Any proposals dealing with 19th century British literature and culture are welcome, but we are particularly interested in papers that relate to the conference theme "The Sense of Sight: Visuality, Visibility, and Ways of Seeing" by examining the following: theatrical posters, their relationship to the plays they promote, and their effect on popular culture; book illustrations, illustrators, and the relationships between authors and their illustrators; or issues of surveillance, the gaze, and performative identities and appearances. This session is also interested in papers that specifically focus on this year's theme of sight, visuality, and ways of seeing.
The 2017 PAMLA Conference is being held over the November 10-12 weekend at the lovely Chaminade University of Honolulu, with complimentary bus transportation to and from our official PAMLA Conference hotel, the Ala Moana Resort: http://pamla.org/2017
Our CFP list of over 120 approved sessions includes many sessions on British Literature and Culture, from a number of Medieval sessions to sessions on contemporary British film and literature, with everything in betweenll. Our online paper proposal system are now available: http://pamla.org/2017/topic-areas
We invite manuscripts of scholarly articles (4000-6000 words) on any of the following: Bram Stoker, the novel Dracula, the historical Dracula, the vampire in folklore, fiction, film, popular culture, and related topics.
Submissions should be sent electronically (as an e-mail attachment in .doc or .rtf). Please indicate the title of your submission in the subject line of your e-mail. Send electronic submissions to email@example.com.
Gendered Ecologies and Nineteenth-Century Women Writers
Jillmarie Murphy and Dewey W. Hall, Editors
Union College and California State Polytechnic University, Pomona
Call for Papers Deadline: August 31, 2017
American Literature Association Symposium
“Regionalism and Place in American Literature”
September 7-9, 2017
Hotel Monteleone, New Orleans, Louisiana
“Flâneur of the American Underclass: Lafcadio Hearn and the Invention of Place in Cincinnati and New Orleans, 1872-1887”
Masculinity in Women’s Literature
(An edited collection of scholarly essays)

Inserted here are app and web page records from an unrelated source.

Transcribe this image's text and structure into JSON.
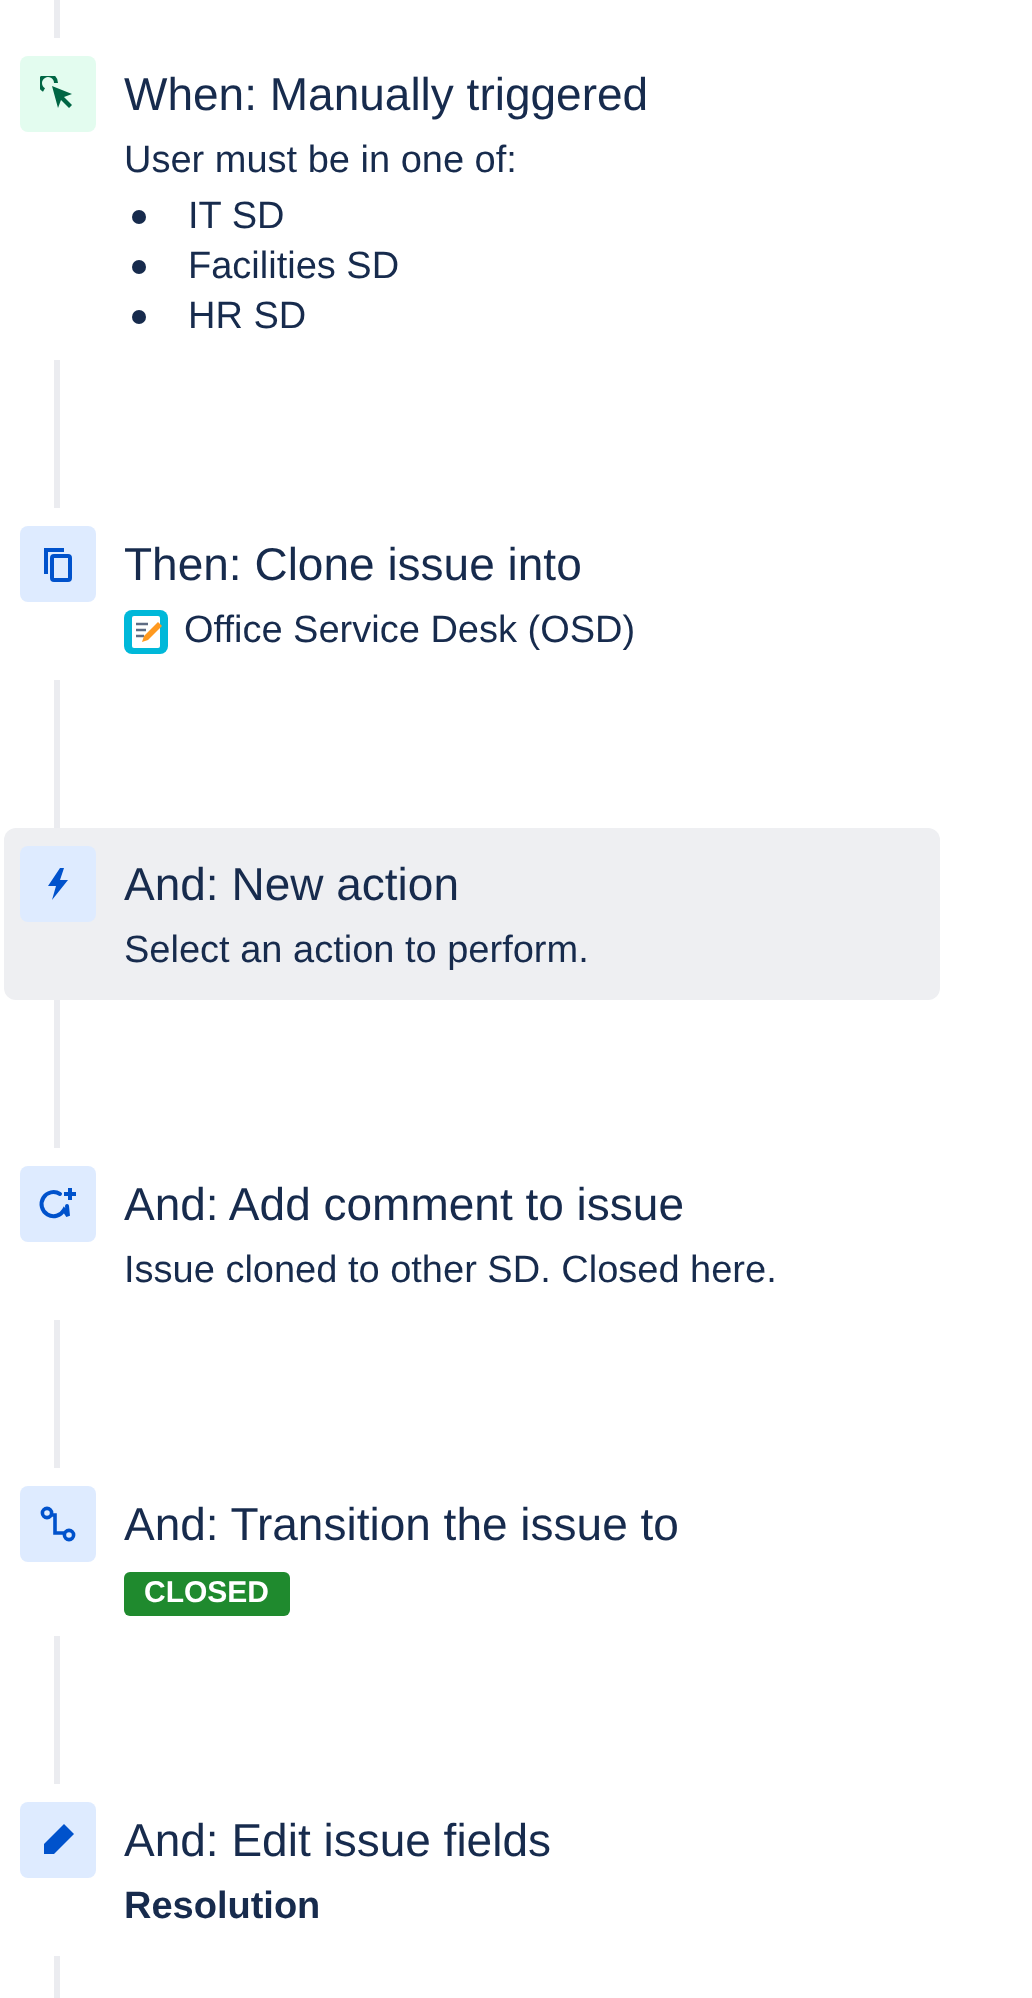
{
  "steps": [
    {
      "kind": "trigger",
      "title": "When: Manually triggered",
      "selected": false,
      "details": [
        {
          "kind": "text",
          "text": "User must be in one of:"
        },
        {
          "kind": "list",
          "items": [
            "IT SD",
            "Facilities SD",
            "HR SD"
          ]
        }
      ]
    },
    {
      "kind": "clone",
      "title": "Then: Clone issue into",
      "selected": false,
      "details": [
        {
          "kind": "project",
          "text": "Office Service Desk (OSD)"
        }
      ]
    },
    {
      "kind": "action",
      "title": "And: New action",
      "selected": true,
      "details": [
        {
          "kind": "text",
          "text": "Select an action to perform."
        }
      ]
    },
    {
      "kind": "comment",
      "title": "And: Add comment to issue",
      "selected": false,
      "details": [
        {
          "kind": "text",
          "text": "Issue cloned to other SD. Closed here."
        }
      ]
    },
    {
      "kind": "transition",
      "title": "And: Transition the issue to",
      "selected": false,
      "details": [
        {
          "kind": "status",
          "text": "CLOSED"
        }
      ]
    },
    {
      "kind": "edit",
      "title": "And: Edit issue fields",
      "selected": false,
      "details": [
        {
          "kind": "field",
          "text": "Resolution"
        }
      ]
    }
  ]
}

In Jane Austen’s Pride and Prejudice, Mr. Bennett can never match the resourcefulness of his wife in her attempts to settle their five daughters in life; Edgar Linton in Emily Bronte’s Wuthering Heights is a caricature of manliness; in Elizabeth Gaskell’s Wives and Daughters, an only daughter, Molly Gibson, proves to be a better child to her father than a son, Osborne Hamley, who fails his parents; George Eliot’s The Mill on the Floss presents Maggie Tulliver as a far stronger, braver and tougher character than her brother Tom.

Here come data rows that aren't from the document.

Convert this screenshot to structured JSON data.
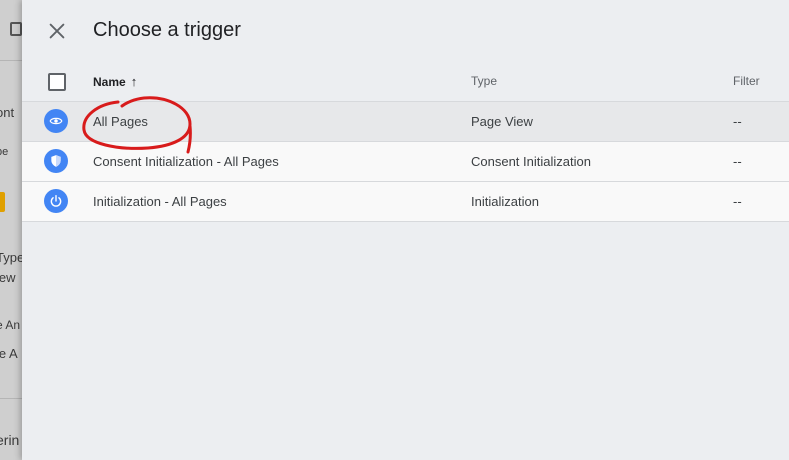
{
  "background": {
    "fragments": [
      "ont",
      "pe",
      "Type",
      "iew",
      "e An",
      "le A",
      "erin"
    ]
  },
  "header": {
    "close_icon": "close-icon",
    "title": "Choose a trigger"
  },
  "table": {
    "columns": {
      "name": "Name",
      "sort_indicator": "↑",
      "type": "Type",
      "filter": "Filter"
    },
    "rows": [
      {
        "icon": "eye-icon",
        "name": "All Pages",
        "type": "Page View",
        "filter": "--",
        "highlighted": true
      },
      {
        "icon": "shield-icon",
        "name": "Consent Initialization - All Pages",
        "type": "Consent Initialization",
        "filter": "--",
        "highlighted": false
      },
      {
        "icon": "power-icon",
        "name": "Initialization - All Pages",
        "type": "Initialization",
        "filter": "--",
        "highlighted": false
      }
    ]
  },
  "colors": {
    "icon_blue": "#4285f4",
    "annotation_red": "#d81b1b"
  }
}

REMINDER: Call for Contributors – Age and Gender: Ageing in the Nineteenth Century
Nineteenth Century Gender Studies Special Issue, Summer 2017
Guest Edited by Dr Alice Crossley, University of Lincoln firstname.lastname@example.org
Debt in History
Department of English
University of Toronto Scarborough, Canada
18-19 May 2018
CFP Extended Deadline: April 23, 2017
The Midwest Conference on British Studies is proud to announce that its 64th Annual Meeting will be hosted by Webster University in St. Louis, MO, September 29-Oct 1, 2017. The keynote speaker will be Tammy Proctor of Utah State University, and the plenary address will be given by Jonathan Sawday from Saint Louis University.
Penny Dreadful (2014-2016) has become one of the most critical well-regarded shows of the post-millennial Gothic television revival, drawing explicitly on classic tropes, texts and characters throughout its three-season run. However, despite the show’s critical success and cult following, a substantive academic examination of the show has yet to be undertaken.